The show featured one man, three chairs, a suitcase, and not much else. The minimal set gave de la Fuente the space to give exactly what he needed to, though. He was able to create each secondary character that he portrayed in a recognizable and understood way, using his voice and body language to give them their own distinct personalities, without ever distracting from their role in Hirabayashi’s life. He never faltered in the hour and a half that he had to hold captivation, instead offering a mix of lighthearted optimism and grave concern in the most authentic way.
Perhaps the most enthralling part, however, was the discussion that took place after the show. While most of the audience left before the conversation began, those who remained had questions and insights that brought the impact of the show even further than imagined. The show took an even more incredible turn when one woman, who spent a big part of her childhood in a camp, was able to provide very detailed and disturbing facts that Hold These Truths wasn’t able to cover, and the more recent attempts by the government to rectify the horrifying history.
This story is one that needs to be told, especially when we’re in an age, which de la Fuente succinctly noted, where the exact same rhetoric of hate and fear is being presented on a daily basis. This conversation needs to be had and the facts need to be acknowledged.
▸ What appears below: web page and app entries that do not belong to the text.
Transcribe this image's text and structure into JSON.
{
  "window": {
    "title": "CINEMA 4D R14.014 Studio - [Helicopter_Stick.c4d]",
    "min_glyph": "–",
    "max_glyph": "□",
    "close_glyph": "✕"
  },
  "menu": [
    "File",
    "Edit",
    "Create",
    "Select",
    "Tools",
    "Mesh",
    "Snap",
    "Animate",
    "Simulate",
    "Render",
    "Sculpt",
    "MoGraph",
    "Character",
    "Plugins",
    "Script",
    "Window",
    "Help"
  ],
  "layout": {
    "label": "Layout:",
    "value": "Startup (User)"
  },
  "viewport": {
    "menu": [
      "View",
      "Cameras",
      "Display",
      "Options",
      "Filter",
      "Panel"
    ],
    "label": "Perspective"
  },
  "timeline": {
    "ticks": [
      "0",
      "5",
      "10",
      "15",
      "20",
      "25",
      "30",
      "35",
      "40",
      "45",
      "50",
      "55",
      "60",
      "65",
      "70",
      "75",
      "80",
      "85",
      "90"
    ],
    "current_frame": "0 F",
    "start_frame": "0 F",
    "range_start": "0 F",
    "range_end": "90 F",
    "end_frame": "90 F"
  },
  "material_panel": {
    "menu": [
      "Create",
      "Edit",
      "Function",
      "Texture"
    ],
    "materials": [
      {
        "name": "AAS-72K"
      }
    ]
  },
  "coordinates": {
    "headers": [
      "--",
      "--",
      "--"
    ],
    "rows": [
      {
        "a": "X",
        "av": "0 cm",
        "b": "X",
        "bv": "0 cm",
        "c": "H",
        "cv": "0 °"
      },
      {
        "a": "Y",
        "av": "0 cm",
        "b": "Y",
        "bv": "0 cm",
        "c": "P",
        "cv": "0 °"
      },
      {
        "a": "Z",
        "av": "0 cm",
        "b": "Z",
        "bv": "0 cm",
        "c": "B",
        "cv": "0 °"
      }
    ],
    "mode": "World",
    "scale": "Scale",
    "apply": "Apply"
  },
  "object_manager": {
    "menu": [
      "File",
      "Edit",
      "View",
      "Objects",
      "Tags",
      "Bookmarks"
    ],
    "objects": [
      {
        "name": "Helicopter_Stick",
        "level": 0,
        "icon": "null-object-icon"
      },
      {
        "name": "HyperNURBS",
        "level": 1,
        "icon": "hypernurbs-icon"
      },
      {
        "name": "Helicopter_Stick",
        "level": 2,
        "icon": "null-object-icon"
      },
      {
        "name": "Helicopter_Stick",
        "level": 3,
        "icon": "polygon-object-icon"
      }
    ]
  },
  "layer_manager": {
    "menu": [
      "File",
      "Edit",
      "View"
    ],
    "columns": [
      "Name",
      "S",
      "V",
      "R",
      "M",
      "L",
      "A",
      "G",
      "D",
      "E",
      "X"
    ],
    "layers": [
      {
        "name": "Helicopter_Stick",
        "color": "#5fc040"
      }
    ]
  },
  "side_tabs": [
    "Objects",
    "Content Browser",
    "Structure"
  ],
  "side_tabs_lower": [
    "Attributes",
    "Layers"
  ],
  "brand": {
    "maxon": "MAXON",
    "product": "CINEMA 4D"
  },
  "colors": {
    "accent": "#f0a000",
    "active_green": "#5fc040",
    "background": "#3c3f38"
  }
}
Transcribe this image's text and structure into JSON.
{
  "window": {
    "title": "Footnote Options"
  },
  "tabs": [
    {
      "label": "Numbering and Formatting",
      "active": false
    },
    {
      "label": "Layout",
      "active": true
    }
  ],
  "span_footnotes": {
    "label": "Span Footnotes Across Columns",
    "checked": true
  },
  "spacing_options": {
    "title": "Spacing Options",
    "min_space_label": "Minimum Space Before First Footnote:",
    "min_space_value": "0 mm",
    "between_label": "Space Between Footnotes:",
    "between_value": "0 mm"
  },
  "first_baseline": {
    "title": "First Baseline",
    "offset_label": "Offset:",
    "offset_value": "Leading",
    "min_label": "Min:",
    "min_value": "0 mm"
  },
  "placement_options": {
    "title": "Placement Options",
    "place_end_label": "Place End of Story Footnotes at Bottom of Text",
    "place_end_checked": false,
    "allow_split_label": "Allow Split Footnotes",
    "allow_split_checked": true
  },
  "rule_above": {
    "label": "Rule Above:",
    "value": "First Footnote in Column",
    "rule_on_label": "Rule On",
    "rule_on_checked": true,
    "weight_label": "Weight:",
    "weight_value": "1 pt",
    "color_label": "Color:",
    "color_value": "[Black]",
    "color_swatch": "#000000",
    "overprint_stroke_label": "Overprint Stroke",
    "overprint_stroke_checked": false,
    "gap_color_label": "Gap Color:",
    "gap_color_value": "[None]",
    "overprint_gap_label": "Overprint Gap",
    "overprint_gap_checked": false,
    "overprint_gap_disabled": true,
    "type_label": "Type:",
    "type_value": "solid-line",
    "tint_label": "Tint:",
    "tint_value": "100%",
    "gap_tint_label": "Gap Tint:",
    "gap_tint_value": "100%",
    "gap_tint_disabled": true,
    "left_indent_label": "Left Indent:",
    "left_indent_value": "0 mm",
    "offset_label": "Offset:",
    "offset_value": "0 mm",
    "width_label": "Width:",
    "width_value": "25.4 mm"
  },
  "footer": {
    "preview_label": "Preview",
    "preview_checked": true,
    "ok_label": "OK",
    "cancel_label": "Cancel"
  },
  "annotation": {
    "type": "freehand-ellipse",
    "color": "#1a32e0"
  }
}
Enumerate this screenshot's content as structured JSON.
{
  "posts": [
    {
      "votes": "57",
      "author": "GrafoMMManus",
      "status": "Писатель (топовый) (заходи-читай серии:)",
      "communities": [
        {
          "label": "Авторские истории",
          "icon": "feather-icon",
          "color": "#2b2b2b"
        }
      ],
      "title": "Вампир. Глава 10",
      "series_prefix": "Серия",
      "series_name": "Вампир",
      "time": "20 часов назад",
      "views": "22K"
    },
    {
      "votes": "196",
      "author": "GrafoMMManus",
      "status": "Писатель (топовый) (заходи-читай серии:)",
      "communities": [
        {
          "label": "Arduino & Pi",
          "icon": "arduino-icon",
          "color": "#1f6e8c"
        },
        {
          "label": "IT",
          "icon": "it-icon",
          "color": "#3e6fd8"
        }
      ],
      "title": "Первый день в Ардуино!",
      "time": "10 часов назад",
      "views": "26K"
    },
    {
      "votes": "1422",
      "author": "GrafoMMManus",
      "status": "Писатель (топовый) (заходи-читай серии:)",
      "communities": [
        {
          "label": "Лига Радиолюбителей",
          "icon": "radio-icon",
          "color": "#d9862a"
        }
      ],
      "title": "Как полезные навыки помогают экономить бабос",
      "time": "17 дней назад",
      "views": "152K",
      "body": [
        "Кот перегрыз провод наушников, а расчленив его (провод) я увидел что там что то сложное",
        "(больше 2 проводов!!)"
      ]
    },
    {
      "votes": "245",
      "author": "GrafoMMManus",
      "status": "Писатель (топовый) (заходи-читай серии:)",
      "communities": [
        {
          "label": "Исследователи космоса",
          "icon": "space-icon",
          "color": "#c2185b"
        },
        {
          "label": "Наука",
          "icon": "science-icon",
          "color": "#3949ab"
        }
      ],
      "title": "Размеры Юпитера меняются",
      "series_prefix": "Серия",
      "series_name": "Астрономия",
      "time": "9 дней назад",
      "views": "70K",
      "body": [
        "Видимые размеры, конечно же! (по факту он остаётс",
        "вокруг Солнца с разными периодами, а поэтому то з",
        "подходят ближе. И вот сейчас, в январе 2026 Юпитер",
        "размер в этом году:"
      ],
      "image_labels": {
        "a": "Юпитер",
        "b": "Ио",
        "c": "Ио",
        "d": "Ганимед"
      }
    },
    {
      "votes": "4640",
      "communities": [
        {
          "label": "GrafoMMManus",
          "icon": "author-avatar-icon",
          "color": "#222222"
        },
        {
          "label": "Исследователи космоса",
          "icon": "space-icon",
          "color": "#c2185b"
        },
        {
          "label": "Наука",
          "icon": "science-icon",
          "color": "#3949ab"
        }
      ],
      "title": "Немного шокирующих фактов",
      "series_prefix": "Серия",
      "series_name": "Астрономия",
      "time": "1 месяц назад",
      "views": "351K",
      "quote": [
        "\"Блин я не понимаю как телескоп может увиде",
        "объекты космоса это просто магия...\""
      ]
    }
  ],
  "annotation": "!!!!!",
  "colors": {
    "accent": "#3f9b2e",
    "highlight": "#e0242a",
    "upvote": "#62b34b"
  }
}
Hold These Truths runs October 13-October 23 at the Guthrie Theater.